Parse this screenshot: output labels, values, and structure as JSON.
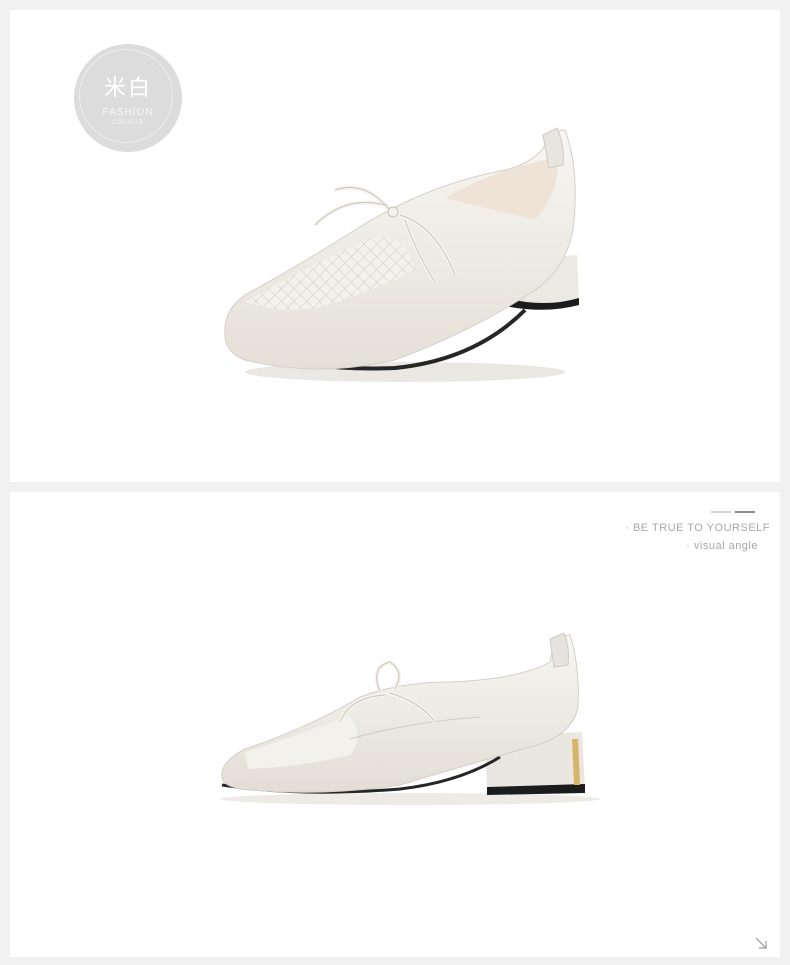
{
  "colors": {
    "background": "#f1f1f1",
    "panel": "#ffffff",
    "badge": "#dcdcdc",
    "shoe_leather": "#f1eee7",
    "text_muted": "#a8a8a8"
  },
  "top_panel": {
    "badge": {
      "title": "米白",
      "subtitle": "FASHION",
      "subtitle_small": "COLOUR"
    }
  },
  "bottom_panel": {
    "tagline": "· BE TRUE TO YOURSELF",
    "subtag": "· visual angle"
  },
  "icons": {
    "corner": "arrow-down-right-icon"
  }
}
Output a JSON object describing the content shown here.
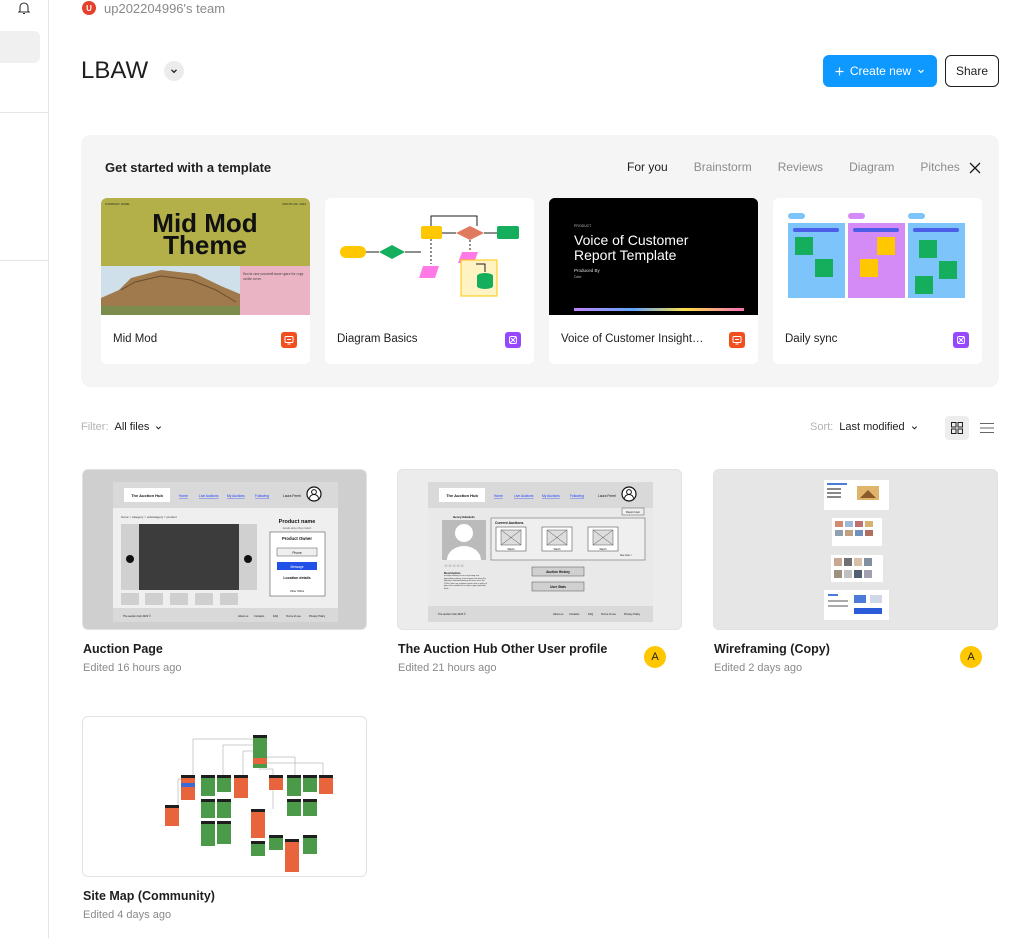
{
  "sidebar": {
    "notifications_icon": "bell-icon"
  },
  "team": {
    "avatar_letter": "U",
    "name": "up202204996's team"
  },
  "project": {
    "title": "LBAW"
  },
  "actions": {
    "create_label": "Create new",
    "share_label": "Share"
  },
  "templates": {
    "heading": "Get started with a template",
    "tabs": [
      {
        "label": "For you",
        "active": true
      },
      {
        "label": "Brainstorm",
        "active": false
      },
      {
        "label": "Reviews",
        "active": false
      },
      {
        "label": "Diagram",
        "active": false
      },
      {
        "label": "Pitches",
        "active": false
      }
    ],
    "cards": [
      {
        "label": "Mid Mod",
        "badge_icon": "slides-icon",
        "badge_color": "#f24e1e",
        "thumb": {
          "title_line1": "Mid Mod",
          "title_line2": "Theme",
          "caption": "Just in case you need more space for copy on the cover.",
          "top_left": "COMPANY NAME",
          "top_right": "MONTH 00, 2024"
        }
      },
      {
        "label": "Diagram Basics",
        "badge_icon": "figjam-icon",
        "badge_color": "#9747ff"
      },
      {
        "label": "Voice of Customer Insight…",
        "badge_icon": "slides-icon",
        "badge_color": "#f24e1e",
        "thumb": {
          "kicker": "PRODUCT",
          "title_line1": "Voice of Customer",
          "title_line2": "Report Template",
          "byline": "Produced By",
          "byline_name": "Date"
        }
      },
      {
        "label": "Daily sync",
        "badge_icon": "figjam-icon",
        "badge_color": "#9747ff"
      }
    ]
  },
  "filter": {
    "label": "Filter:",
    "value": "All files"
  },
  "sort": {
    "label": "Sort:",
    "value": "Last modified"
  },
  "files": [
    {
      "name": "Auction Page",
      "edited": "Edited 16 hours ago",
      "avatar": "",
      "thumb": {
        "logo": "The Auction Hub",
        "nav": [
          "Home",
          "Live Auctions",
          "My Auctions",
          "Following"
        ],
        "user": "Laura Ferrel",
        "breadcrumb": "home > category > subcategory > product",
        "product_name": "Product name",
        "product_desc": "details about the product",
        "owner_title": "Product Owner",
        "phone": "Phone",
        "message": "Message",
        "location": "Location details",
        "other_offers": "Other Offers",
        "footer_left": "The auction hub 2023 ©",
        "footer_links": [
          "About us",
          "Contacts",
          "FAQ",
          "Terms of use",
          "Privacy Policy"
        ]
      }
    },
    {
      "name": "The Auction Hub Other User profile",
      "edited": "Edited 21 hours ago",
      "avatar": "A",
      "thumb": {
        "logo": "The Auction Hub",
        "nav": [
          "Home",
          "Live Auctions",
          "My Auctions",
          "Following"
        ],
        "user": "Laura Ferrel",
        "report": "Report User",
        "profile_name": "Henry Edwards",
        "current_auctions": "Current Auctions",
        "watch": "Watch",
        "see_more": "See more >",
        "description": "Description",
        "desc_text": "A simple dummy text of the printing and typesetting industry. Lorem ipsum has been the industry's standard dummy text ever since the 1500s, when an unknown printer took a galley of type and scrambled it to make a type specimen book.",
        "auction_history": "Auction History",
        "user_stats": "User Stats",
        "footer_left": "The auction hub 2023 ©",
        "footer_links": [
          "About us",
          "Contacts",
          "FAQ",
          "Terms of use",
          "Privacy Policy"
        ]
      }
    },
    {
      "name": "Wireframing (Copy)",
      "edited": "Edited 2 days ago",
      "avatar": "A"
    },
    {
      "name": "Site Map (Community)",
      "edited": "Edited 4 days ago",
      "avatar": ""
    }
  ]
}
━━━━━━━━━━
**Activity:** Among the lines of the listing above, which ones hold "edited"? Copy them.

**Exercise solution:**
      "edited": "Edited 16 hours ago",
      "edited": "Edited 21 hours ago",
      "edited": "Edited 2 days ago",
      "edited": "Edited 4 days ago",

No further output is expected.